A small group of Greenpeace supporters are on trial for breaking into a nuclear power station in eastern France in order to highlight its vulnerability. If convicted, they could face up to five years in jail.
Eight activists and the head of Greenpeace in France go on trial in France Wednesday for forcefully entering a nuclear power station in the village of Cattenom during the early morning of October 12, 2017. A court in the eastern town of Thionville accuses the eight defendants of committing willful damage to property. If convicted, they could each face up to five years in prison and fines of up to €75,000 ($90,125)
The environmental activists had reportedly broken through two security barriers to reach the inner perimeter of the nuclear facility. The Greenpeace supporters then filmed themselves while setting off fireworks at the plant to protest France’s heavy dependence on nuclear energy. Greenpeace spokesman Yannick Rousselet said the activists had managed to get within 100 meters (109 yards) of open pools of nuclear waste.
The group said it staged the divisive stunt in order to highlight to highlight the facility’s vulnerability to attacks in addition to calls for better protections against nuclear waste. Known for its daring and often provocative publicity stunts, Greenpeace is lobbying for France to create special bunkers for these spent-fuel waste pools.
The Cattenom power plant is located about 35 kilometers (20 miles) north of the city of Metz and less than 20 kilometers south of the border with Germany and Luxembourg, resulting in the security breach causing concern in the neighboring countries as well.
EDF: stunt proves strength of security detail
France’s state-owned energy giant EDF, which operates the Cattenom nuclear power station, said that the stunt had failed to flag any shortcomings in safety issues, stressing that the environmental activists had been detained eight minutes after entering the site, ensuring the security of the power station as well as their own. Olivier Lamarre, deputy head of EDF’s French nuclear division, said that the Greenpeace activists were cooperative and did not resist arrest.
“Had they been ill-intentioned people, or had there been a doubt about that, things would have happened differently and within a different timeframe,” Lamarre stressed at the time of the security breach. Lamarre added that the activists had “proved nothing, other than that the security detail worked perfectly.”
In a tweet, EDF also highlighted that the activists had failed to reach Cattenom’s so-called “nuclear zone” which is located behind a third barrier.
— EDF Officiel (@EDFofficiel) October 12, 2017

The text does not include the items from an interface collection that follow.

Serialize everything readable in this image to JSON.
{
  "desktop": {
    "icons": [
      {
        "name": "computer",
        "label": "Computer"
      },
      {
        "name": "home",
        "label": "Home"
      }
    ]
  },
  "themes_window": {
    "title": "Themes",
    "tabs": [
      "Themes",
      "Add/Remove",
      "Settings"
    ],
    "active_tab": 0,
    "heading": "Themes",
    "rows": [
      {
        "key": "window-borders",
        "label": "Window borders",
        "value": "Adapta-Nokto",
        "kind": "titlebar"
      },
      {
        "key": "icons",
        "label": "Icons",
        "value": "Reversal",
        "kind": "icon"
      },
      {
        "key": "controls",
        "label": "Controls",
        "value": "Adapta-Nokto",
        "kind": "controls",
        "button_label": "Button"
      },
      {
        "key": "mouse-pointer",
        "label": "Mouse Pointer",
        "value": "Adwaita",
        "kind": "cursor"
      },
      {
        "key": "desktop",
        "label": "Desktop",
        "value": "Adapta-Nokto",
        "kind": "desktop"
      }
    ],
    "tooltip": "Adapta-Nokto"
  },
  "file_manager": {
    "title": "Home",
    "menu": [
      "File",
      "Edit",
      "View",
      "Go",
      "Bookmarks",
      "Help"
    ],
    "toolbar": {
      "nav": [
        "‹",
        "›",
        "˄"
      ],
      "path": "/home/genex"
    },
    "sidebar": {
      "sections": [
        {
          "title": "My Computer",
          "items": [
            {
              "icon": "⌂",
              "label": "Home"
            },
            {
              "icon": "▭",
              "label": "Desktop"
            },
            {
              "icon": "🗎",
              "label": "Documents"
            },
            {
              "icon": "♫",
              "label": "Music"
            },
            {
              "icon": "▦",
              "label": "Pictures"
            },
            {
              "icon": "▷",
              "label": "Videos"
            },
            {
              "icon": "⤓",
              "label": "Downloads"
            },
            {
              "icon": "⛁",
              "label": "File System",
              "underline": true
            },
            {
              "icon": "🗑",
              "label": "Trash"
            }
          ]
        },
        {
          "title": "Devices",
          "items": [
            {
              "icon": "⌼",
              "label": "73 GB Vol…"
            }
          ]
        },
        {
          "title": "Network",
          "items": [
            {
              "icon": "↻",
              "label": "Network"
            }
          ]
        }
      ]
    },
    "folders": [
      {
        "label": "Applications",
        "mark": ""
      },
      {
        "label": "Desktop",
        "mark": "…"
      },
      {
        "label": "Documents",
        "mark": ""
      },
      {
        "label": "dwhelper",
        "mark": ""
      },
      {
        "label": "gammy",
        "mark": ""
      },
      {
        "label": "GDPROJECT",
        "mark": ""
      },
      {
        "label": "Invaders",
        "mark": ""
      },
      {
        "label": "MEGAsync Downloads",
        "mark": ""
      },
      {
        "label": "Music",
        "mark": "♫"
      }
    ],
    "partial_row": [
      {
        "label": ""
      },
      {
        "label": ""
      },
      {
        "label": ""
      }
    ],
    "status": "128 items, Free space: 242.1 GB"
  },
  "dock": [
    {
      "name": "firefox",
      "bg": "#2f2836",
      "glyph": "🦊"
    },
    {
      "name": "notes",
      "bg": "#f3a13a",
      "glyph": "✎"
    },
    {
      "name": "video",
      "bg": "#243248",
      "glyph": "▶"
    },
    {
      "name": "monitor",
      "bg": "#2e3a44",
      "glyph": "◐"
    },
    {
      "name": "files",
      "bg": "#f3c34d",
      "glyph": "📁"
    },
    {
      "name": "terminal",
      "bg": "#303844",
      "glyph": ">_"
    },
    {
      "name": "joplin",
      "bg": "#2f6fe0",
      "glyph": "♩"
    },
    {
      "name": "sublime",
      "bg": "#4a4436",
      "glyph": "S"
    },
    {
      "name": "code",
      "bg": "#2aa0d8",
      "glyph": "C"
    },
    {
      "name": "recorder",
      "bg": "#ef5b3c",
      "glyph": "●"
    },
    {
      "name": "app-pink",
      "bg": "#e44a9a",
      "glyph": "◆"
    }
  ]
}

Greenpeace had published a report ahead of the stunt saying the spent-fuel pools of EDF’s nuclear reactors were highly vulnerable as their confinement walls had not been designed with malicious attacks in mind. EDF, however, denied that there were any such risks, stressing that the pools with nuclear waste had been designed to withstand earthquakes and flooding as well as terror attacks.
Changing attitudes towards nuclear power
The arrests and potential legal consequences after the security breach at Cattenom did not deter Greenpeace from staging a similar publicity stunt just weeks later: 22 activists were arrested on November 28 after entering the Cruas-Meysse nuclear plant in France’s southeastern Ardeche region, which is also operated by EDF. Greenpeace said that the activists were once again trying to point out a lack of safety precautions around spent nuclear fuel pools.
France is ranked as the world’s most nuclear-dependent country, with 58 reactors providing 75 percent of the country’s electricity. The country hosts a total of 63 spent-fuel pools. Environmentalists have long questioned the safety of France’s vast nuclear network, but around a third of all reactors in the country are set to be closed by 2025 under current government plans.
Public support of nuclear power has fallen in line with other European countries following the nuclear disaster at Japan’s Fukushima plant in 2011. Germany decided to completely phase out its nuclear power program by 2022 following the events at Fukushima.